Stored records

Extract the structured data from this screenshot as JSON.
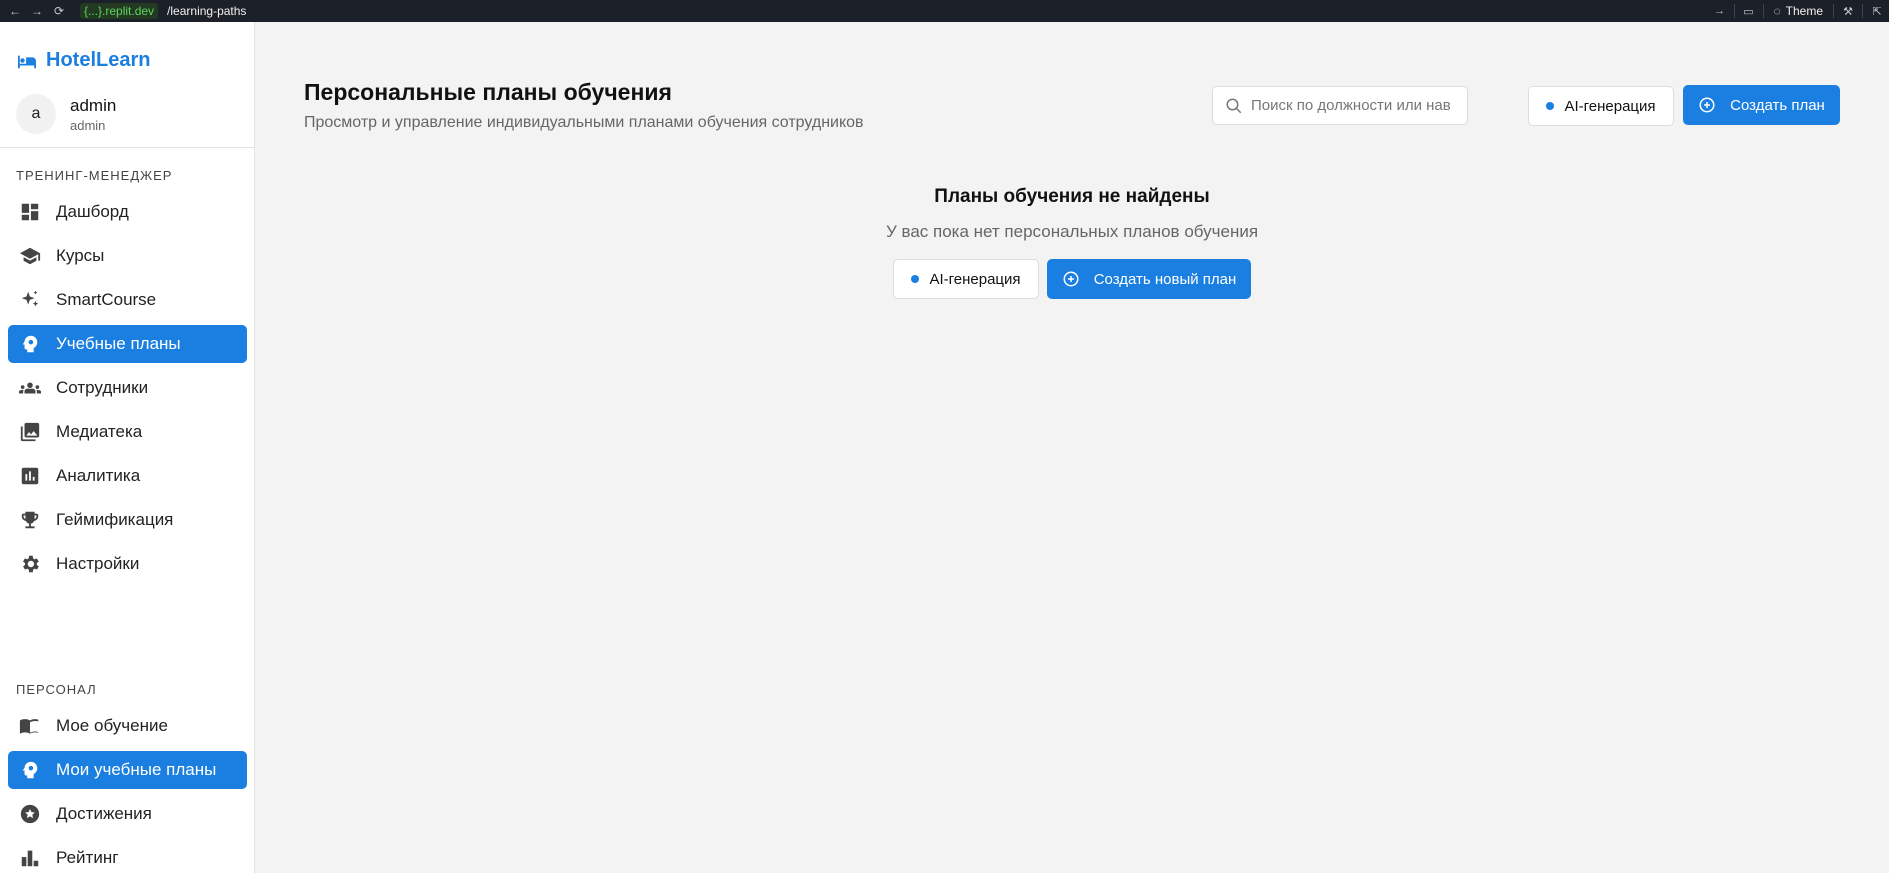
{
  "browser": {
    "url_host": "{...}.replit.dev",
    "url_path": "/learning-paths",
    "theme_label": "Theme"
  },
  "app": {
    "name": "HotelLearn",
    "user": {
      "initial": "a",
      "name": "admin",
      "role": "admin"
    }
  },
  "sidebar": {
    "section_trainer": "ТРЕНИНГ-МЕНЕДЖЕР",
    "trainer_items": [
      {
        "label": "Дашборд",
        "icon": "dashboard-icon"
      },
      {
        "label": "Курсы",
        "icon": "graduation-cap-icon"
      },
      {
        "label": "SmartCourse",
        "icon": "sparkles-icon"
      },
      {
        "label": "Учебные планы",
        "icon": "psychology-head-icon",
        "active": true
      },
      {
        "label": "Сотрудники",
        "icon": "people-icon"
      },
      {
        "label": "Медиатека",
        "icon": "photo-library-icon"
      },
      {
        "label": "Аналитика",
        "icon": "analytics-chart-icon"
      },
      {
        "label": "Геймификация",
        "icon": "trophy-icon"
      },
      {
        "label": "Настройки",
        "icon": "gear-icon"
      }
    ],
    "section_personal": "ПЕРСОНАЛ",
    "personal_items": [
      {
        "label": "Мое обучение",
        "icon": "book-icon"
      },
      {
        "label": "Мои учебные планы",
        "icon": "psychology-head-icon",
        "active": true
      },
      {
        "label": "Достижения",
        "icon": "star-badge-icon"
      },
      {
        "label": "Рейтинг",
        "icon": "leaderboard-icon"
      }
    ]
  },
  "main": {
    "title": "Персональные планы обучения",
    "subtitle": "Просмотр и управление индивидуальными планами обучения сотрудников",
    "search_placeholder": "Поиск по должности или навыкам",
    "ai_button": "AI-генерация",
    "create_button": "Создать план",
    "empty": {
      "title": "Планы обучения не найдены",
      "text": "У вас пока нет персональных планов обучения",
      "ai_button": "AI-генерация",
      "create_button": "Создать новый план"
    }
  },
  "colors": {
    "accent": "#1a7fe0",
    "background": "#f3f3f3",
    "browser_bar": "#1c2029"
  }
}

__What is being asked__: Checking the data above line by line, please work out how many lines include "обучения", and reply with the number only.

__Completed task__: 4